“Ajit, aged about 22 years, is the alpha male of the herd consisting of three males, three females and a baby fathered by Ajit. He is known for his rebellious mood swings and had killed a mahut in 2013. We set the herd free at night to roam the forest for food and bring them back to camp the next morning. On July 12, Ajit didn’t allow the herd to be taken back, and charged at the mahuts and other forest staffers. So, we planned the operation to retrieve them, at the centre of which was controlling Ajit,” said Deputy Conservator of Forest Prabhunath Shukla. The Kamlapur elephant camp was set up in 2011 after the decade-old teak log transport by elephants had to stopped due to the Naxal menace. Since then, the elephants are being maintained at a cost of Rs 5 lakh annually.

On July 23, a 20-strong team of senior Forest officials led by Shukla, three mahuts, two fodder cutters and four veterinary doctors,including Sandip Chhonkar, Nilesh Khalate and Sachin Khemalapure, reached the forest where the herd had strayed.They managed to chain the six elephants but not Ajit, who continued to behave aggressively and wouldn’t allow the rescuers to take the herd away. “So, we decided to sedate him. We hid in a culvert and waited. It was a challenge to sedate him with standing anaesthesia, but we finally managed it on July 25, with forest guard Amol Kowase darting the animal. It took us over 40 minutes to chain Ajit in a standing posture. While he remained sedated, the rest of the herd was brought back to the camp,” said Khobragade.

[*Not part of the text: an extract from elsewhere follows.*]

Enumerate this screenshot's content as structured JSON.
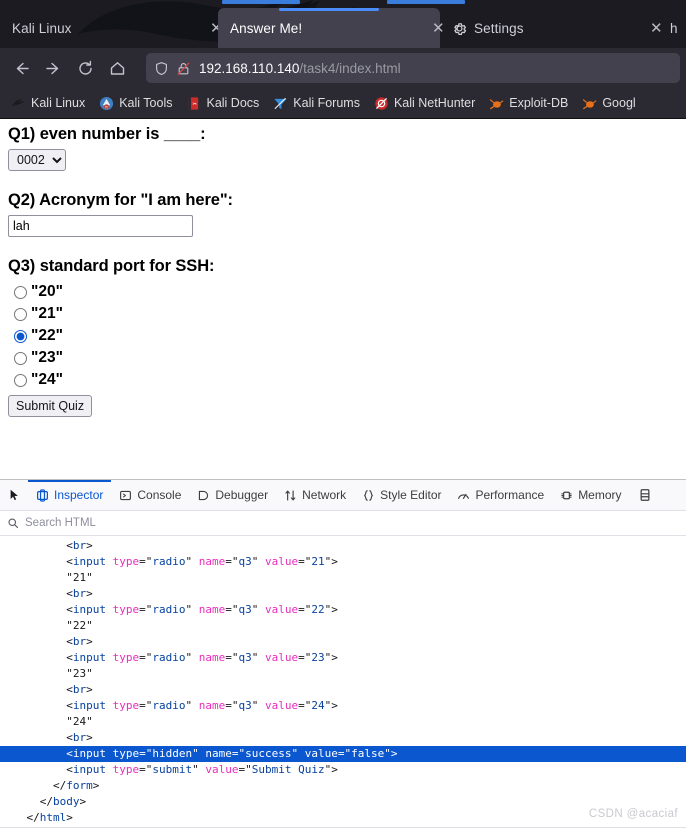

Ajit was left with chains on his feet for two days in the forest. He was brought back to camp on Wednesday. “Today, he betrayed no aggression and obeyed the mahut to return to the camp,” Shukla said.